    1. The State of Python 2 Versus Python 3
    2. Recommendations
    3. So…3?
    4. Implementations
      1. CPython
      2. Stackless
      3. PyPy
      4. Jython
      5. IronPython
      6. PythonNet
      7. Skulpt
      8. MicroPython
  4. 2. Properly Installing Python
    1. Installing Python on Mac OS X
      1. Setuptools and pip
      2. virtualenv
    2. Installing Python on Linux
      1. Setuptools and pip
      2. Development Tools
      3. virtualenv
    3. Installing Python on Windows
      1. Setuptools and pip
      2. virtualenv
    4. Commercial Python Redistributions
  5. 3. Your Development Environment
    1. Text Editors
      1. Sublime Text
      2. Vim
      3. Emacs
      4. TextMate
      5. Atom
      6. Code
    2. IDEs
      1. PyCharm/IntelliJ IDEA
      2. Aptana Studio 3/Eclipse + LiClipse + PyDev
      3. WingIDE
      4. Spyder
      5. NINJA-IDE
      6. Komodo IDE
      7. Eric (the Eric Python IDE)
      8. Visual Studio
    3. Enhanced Interactive Tools
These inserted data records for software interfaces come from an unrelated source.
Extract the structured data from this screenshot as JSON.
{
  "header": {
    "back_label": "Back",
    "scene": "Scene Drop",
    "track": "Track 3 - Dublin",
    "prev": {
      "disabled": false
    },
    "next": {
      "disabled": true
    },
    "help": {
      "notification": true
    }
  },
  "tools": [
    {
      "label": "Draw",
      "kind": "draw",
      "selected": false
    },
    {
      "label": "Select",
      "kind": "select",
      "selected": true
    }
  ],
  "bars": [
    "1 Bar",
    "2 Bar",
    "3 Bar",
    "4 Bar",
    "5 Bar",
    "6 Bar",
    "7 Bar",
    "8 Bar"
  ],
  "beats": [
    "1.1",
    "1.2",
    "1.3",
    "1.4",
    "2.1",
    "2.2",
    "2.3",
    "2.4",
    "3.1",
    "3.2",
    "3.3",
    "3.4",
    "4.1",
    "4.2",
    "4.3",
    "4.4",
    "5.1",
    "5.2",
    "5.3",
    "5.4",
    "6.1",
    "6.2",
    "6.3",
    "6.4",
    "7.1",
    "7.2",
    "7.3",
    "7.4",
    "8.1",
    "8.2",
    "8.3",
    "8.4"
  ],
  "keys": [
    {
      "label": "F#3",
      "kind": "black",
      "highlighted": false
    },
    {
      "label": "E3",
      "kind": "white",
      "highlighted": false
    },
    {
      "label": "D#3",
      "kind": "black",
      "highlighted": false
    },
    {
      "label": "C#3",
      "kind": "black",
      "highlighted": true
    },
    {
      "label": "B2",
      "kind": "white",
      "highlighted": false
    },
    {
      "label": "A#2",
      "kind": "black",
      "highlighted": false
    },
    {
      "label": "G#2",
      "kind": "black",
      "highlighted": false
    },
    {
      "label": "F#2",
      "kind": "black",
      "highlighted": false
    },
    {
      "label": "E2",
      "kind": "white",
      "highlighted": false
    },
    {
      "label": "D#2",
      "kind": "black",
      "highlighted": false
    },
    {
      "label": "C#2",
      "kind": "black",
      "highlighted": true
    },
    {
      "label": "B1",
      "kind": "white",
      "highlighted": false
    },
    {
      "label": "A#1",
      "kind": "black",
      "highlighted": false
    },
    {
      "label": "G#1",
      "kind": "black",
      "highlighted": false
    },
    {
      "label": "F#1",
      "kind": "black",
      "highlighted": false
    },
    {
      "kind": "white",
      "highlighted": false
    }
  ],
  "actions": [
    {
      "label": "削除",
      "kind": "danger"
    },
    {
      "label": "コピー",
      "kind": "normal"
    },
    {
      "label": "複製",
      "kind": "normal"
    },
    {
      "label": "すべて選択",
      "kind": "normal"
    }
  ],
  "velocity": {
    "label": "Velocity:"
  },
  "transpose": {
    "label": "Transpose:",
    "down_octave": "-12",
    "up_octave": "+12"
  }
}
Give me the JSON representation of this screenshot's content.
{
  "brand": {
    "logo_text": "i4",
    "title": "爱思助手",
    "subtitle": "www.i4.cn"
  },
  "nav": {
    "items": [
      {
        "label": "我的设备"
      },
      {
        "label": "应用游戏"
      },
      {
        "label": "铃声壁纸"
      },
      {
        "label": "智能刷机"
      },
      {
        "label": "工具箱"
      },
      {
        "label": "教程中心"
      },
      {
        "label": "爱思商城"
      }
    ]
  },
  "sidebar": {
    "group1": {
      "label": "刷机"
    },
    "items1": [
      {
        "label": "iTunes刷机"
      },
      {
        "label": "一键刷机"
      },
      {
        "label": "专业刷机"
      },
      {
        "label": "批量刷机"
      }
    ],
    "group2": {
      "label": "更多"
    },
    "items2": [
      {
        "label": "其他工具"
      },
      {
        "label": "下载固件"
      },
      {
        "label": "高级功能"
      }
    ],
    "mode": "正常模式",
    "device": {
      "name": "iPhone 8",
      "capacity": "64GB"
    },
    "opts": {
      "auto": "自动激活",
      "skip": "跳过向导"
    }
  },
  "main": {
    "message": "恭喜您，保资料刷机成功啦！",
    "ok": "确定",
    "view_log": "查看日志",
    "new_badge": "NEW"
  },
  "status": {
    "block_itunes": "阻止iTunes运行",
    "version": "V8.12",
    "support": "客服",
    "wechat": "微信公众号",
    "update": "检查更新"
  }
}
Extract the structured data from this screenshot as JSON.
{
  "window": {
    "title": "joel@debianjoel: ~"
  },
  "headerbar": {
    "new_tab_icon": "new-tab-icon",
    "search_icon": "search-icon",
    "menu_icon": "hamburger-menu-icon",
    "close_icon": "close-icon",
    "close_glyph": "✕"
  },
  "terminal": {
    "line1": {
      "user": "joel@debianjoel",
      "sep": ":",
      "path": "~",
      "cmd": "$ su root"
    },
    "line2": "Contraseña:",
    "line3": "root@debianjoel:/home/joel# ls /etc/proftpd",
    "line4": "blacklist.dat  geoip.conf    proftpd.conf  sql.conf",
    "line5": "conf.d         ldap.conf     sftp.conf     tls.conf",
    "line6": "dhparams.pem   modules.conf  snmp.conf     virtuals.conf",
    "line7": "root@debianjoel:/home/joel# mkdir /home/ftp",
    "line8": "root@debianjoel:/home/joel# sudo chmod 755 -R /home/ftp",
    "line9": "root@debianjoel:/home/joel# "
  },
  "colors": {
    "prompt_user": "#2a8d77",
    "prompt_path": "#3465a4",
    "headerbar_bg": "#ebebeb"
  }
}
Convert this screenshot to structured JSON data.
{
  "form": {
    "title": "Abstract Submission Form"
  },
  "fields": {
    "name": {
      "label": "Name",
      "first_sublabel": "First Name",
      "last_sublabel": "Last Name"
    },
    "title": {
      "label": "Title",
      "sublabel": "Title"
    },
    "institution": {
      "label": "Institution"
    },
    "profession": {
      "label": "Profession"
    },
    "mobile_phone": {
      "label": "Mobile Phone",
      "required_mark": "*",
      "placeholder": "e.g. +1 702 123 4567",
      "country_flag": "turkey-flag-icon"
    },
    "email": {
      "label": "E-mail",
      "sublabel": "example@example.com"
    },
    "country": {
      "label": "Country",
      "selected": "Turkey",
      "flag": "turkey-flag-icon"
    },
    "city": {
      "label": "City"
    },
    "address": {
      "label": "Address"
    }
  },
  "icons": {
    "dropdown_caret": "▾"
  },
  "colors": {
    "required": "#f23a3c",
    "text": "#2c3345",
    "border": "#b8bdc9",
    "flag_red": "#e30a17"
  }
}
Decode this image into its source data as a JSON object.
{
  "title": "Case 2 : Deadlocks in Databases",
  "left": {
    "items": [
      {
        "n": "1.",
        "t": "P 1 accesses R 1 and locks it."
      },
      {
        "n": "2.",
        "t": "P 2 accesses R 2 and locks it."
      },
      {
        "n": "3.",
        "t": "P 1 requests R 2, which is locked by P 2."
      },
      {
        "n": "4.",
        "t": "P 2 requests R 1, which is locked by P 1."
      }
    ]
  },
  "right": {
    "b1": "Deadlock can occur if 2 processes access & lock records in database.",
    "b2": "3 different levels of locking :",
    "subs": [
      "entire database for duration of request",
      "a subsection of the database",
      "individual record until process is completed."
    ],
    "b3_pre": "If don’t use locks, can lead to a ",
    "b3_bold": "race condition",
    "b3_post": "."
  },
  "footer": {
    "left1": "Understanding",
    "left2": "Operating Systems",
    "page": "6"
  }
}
      1. IDLE
      2. IPython
      3. bpython
    4. Isolation Tools
      1. Virtual Environments
      2. pyenv
      3. Autoenv
      4. virtualenvwrapper
      5. Buildout
      6. Conda
      7. Docker
  6. II. Getting Down to Business
  7. 4. Writing Great Code
    1. Code Style
      1. PEP 8
      2. PEP 20 (a.k.a. The Zen of Python)
      3. General Advice
      4. Conventions
      5. Idioms
      6. Common Gotchas
    2. Structuring Your Project
      1. Modules
      2. Packages
      3. Object-Oriented Programming
      4. Decorators
      5. Dynamic Typing
      6. Mutable and Immutable Types
      7. Vendorizing Dependencies
    3. Testing Your Code
      1. Testing Basics
      2. Examples
      3. Other Popular Tools
    4. Documentation
      1. Project Documentation
      2. Project Publication
      3. Docstring Versus Block Comments
    5. Logging
      1. Logging in a Library
      2. Logging in an Application
    6. Choosing a License
      1. Upstream Licenses
      2. Options
      3. Licensing Resources
  8. 5. Reading Great Code
    1. Common Features
    2. HowDoI
      1. Reading a Single-File Script
      2. Structure Examples from HowDoI
      3. Style Examples from HowDoI
    3. Diamond
      1. Reading a Larger Application
      2. Structure Examples from Diamond
      3. Style Examples from Diamond
    4. Tablib
      1. Reading a Small Library
      2. Structure Examples from Tablib
      3. Style Examples from Tablib
    5. Requests
      1. Reading a Larger Library
      2. Structure Examples from Requests
      3. Style Examples from Requests
    6. Werkzeug
      1. Reading Code in a Toolkit
      2. Style Examples from Werkzeug
      3. Structure Examples from Werkzeug
    7. Flask
      1. Reading Code in a Framework
      2. Style Examples from Flask
      3. Structure Examples from Flask
  9. 6. Shipping Great Code
    1. Useful Vocabulary and Concepts
    2. Packaging Your Code
      1. Conda
      2. PyPI
    3. Freezing Your Code
      1. PyInstaller
      2. cx_Freeze
      3. py2app
      4. py2exe
      5. bbFreeze
    4. Packaging for Linux-Built Distributions
    5. Executable ZIP Files
  10. III. Scenario Guide
  11. 7. User Interaction
    1. Jupyter Notebooks
    2. Command-Line Applications
    3. GUI Applications
      1. Widget Libraries
      2. Game Development
    4. Web Applications
      1. Web Frameworks/Microframeworks
      2. Web Template Engines
      3. Web Deployment
  12. 8. Code Management and Improvement
    1. Continuous Integration
    2. System Administration
      1. Server Automation
      2. System and Task Monitoring
    3. Speed
      1. Interfacing with C/C++/FORTRAN Libraries
  13. 9. Software Interfaces
    1. Web Clients
      1. Web APIs
    2. Data Serialization
    3. Distributed Systems
      1. Networking
    4. Cryptography
  14. 10. Data Manipulation
    1. Scientific Applications
    2. Text Manipulation and Text Mining
      1. String Tools in Python’s Standard Library
      2. Image Manipulation
  15. 11. Data Persistence
    1. Structured Files
    2. Database Libraries
  16. A. Additional Notes
    1. Python’s Community
      1. BDFL
      2. Python Software Foundation
      3. PEPs
    2. Learning Python
      1. Beginners
      2. Intermediate
      3. Advanced
      4. For Engineers and Scientists
      5. Miscellaneous Topics
      6. References
    3. Documentation
    4. News
  17. Index